At Contiamo I am currently working a project that will eventually integrate with OpenFaaS. I am really excited about this project because we will soon bring some serverless magic to data scientists that use Contiamo. That is, once I figure out how to deploy a private Docker registry inside a Docker Swarm.
At the beginning of the month I left Teem I was Director of Engineering and it was and still is a great company. There are some amazing developers there, so if you are looking for a job in SLC, hit them up. This weekend (Aug 5) I will be moving to Berlin to start a new role at Contiamo and will be working on the Labs feature.
This recipe is inspired by the Seirra Nevada Ruthless Rye Clone written up by the Home Brewers Association. I have adjusted it to be a partial mash recipe with about 8 lbs of grains.
I just finished my first official “summer beer” of the year, an Orange Honey Wheat. This one was inspire by my wife while at the store “you should do this one, it uses Utah honey!”, thank you tech lady ninja.
Ever have that feeling you are forgetting something right as you leave work? You are probably thinking about your keys or your lunch box but I am talking about your SSL certificate. They don’t last forever, we know this when we setup SSL but that doesn’t stop it from sneaking up on us. It has happened to the big guys like Instagram and Google, at Teem recently, and of course for myself with my own home server.

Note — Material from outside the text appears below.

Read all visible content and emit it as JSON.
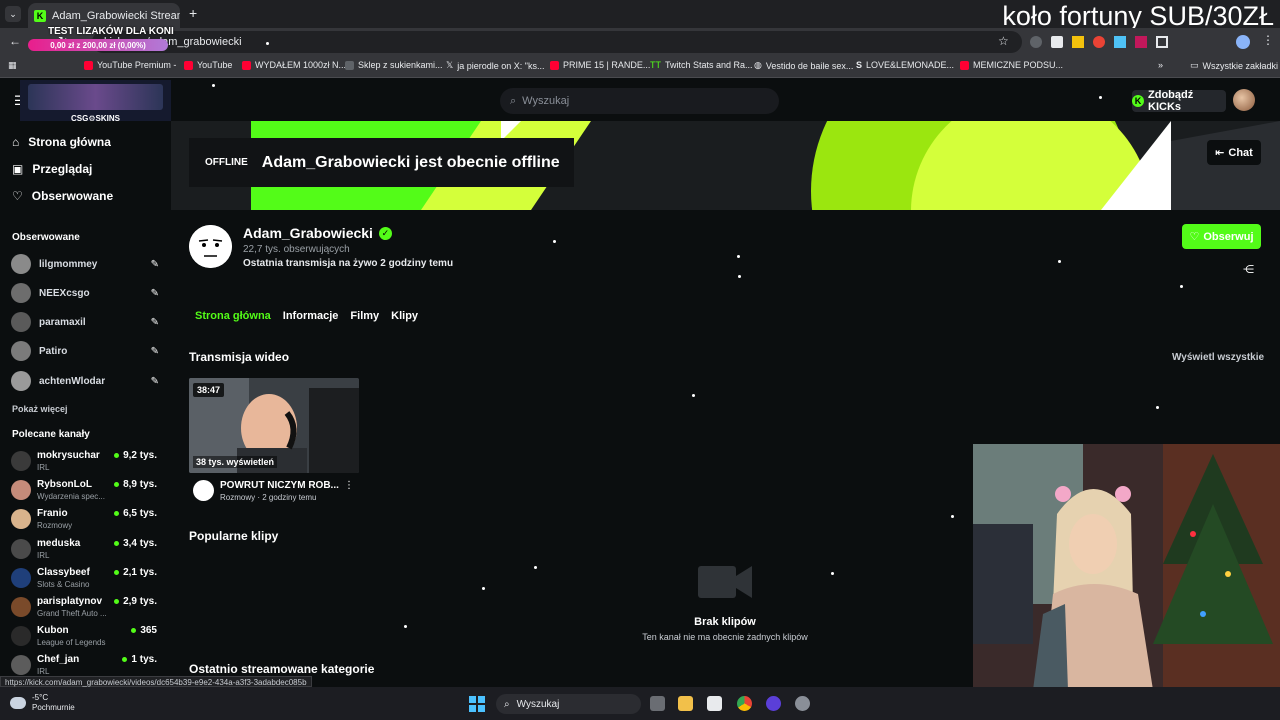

Recently, I have seen several articles talking about RESTful API design. Of course this is also a common topic of discussion for the engineers at Teem. I want to use (and write) APIs that are easy to understand and explain and the fastest way to complicate your API is nested routes. Just don’t do it! Do not create nested routes in your API. Let’s keep our APIs simple and create one endpoint per resource and if filters are needs, use GET parameters. This is simpler to document and simpler to maintain and ultimately, easier to use.
When I first started this blog, I started with My Management Philosophy. In short,
be a multiplier for your team and reduce friction… Successful managers make other people better at their jobs, “multiplying” their productivity.
When I wrote this, I was focusing on the ideas as a guide. “Should I do X? Does it multiply my team’s effort? Does it simplify their job?” Underlying this is that good leadership requires empathy and trust.
About a year ago we set down to document the core values of the engineering at Teem. After a lot of discussion we narrowed it to three core ideas
I would add one more unofficial value: mentorship and continuous learning. About the same time we also started thinking about how we describe/define an engineers career path and we quickly realized that measuring progress is hard and that measuring commitment to our core values is even harder.
Perhaps the one piece of ubiquitous technology that you will find at any new
tech company is
git. There are a couple of other technologies that you will
probably find, like AWS, but
git is the only one I expect to find everywhere. It is
also, surprisingly, many developers number one frienemy. I want to share some
of my favorite tips and tweaks that I have used over the years to make it all
friend and never my enemy.